Description of the task ->
Exact copies of all the records are to be output.

Stored records:

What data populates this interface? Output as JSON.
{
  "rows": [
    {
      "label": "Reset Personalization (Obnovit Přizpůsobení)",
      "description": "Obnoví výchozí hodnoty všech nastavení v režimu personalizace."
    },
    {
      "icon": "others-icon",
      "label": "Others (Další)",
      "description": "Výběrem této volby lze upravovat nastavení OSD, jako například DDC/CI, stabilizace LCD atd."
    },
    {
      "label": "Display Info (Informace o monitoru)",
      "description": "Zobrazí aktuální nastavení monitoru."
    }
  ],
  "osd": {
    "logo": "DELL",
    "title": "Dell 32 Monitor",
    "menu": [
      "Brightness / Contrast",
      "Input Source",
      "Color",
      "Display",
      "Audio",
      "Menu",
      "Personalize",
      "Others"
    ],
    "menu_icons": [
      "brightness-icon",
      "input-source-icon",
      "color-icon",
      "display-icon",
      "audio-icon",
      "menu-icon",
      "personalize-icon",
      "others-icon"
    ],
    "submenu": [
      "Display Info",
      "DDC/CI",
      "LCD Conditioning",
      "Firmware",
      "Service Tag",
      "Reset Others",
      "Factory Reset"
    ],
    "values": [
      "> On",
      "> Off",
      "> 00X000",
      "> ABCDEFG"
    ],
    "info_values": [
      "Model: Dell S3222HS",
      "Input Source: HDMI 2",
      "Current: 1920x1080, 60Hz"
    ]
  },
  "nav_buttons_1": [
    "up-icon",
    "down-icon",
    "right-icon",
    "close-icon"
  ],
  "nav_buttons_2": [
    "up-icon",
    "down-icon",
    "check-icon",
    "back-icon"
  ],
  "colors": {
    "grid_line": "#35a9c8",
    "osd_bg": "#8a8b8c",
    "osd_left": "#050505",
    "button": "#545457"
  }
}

Written reply ->
What data populates this interface? Output as JSON.
{
  "rows": [
    {
      "label": "Reset Personalization (Obnovit Přizpůsobení)",
      "description": "Obnoví výchozí hodnoty všech nastavení v režimu personalizace."
    },
    {
      "icon": "others-icon",
      "label": "Others (Další)",
      "description": "Výběrem této volby lze upravovat nastavení OSD, jako například DDC/CI, stabilizace LCD atd."
    },
    {
      "label": "Display Info (Informace o monitoru)",
      "description": "Zobrazí aktuální nastavení monitoru."
    }
  ],
  "osd": {
    "logo": "DELL",
    "title": "Dell 32 Monitor",
    "menu": [
      "Brightness / Contrast",
      "Input Source",
      "Color",
      "Display",
      "Audio",
      "Menu",
      "Personalize",
      "Others"
    ],
    "menu_icons": [
      "brightness-icon",
      "input-source-icon",
      "color-icon",
      "display-icon",
      "audio-icon",
      "menu-icon",
      "personalize-icon",
      "others-icon"
    ],
    "submenu": [
      "Display Info",
      "DDC/CI",
      "LCD Conditioning",
      "Firmware",
      "Service Tag",
      "Reset Others",
      "Factory Reset"
    ],
    "values": [
      "> On",
      "> Off",
      "> 00X000",
      "> ABCDEFG"
    ],
    "info_values": [
      "Model: Dell S3222HS",
      "Input Source: HDMI 2",
      "Current: 1920x1080, 60Hz"
    ]
  },
  "nav_buttons_1": [
    "up-icon",
    "down-icon",
    "right-icon",
    "close-icon"
  ],
  "nav_buttons_2": [
    "up-icon",
    "down-icon",
    "check-icon",
    "back-icon"
  ],
  "colors": {
    "grid_line": "#35a9c8",
    "osd_bg": "#8a8b8c",
    "osd_left": "#050505",
    "button": "#545457"
  }
}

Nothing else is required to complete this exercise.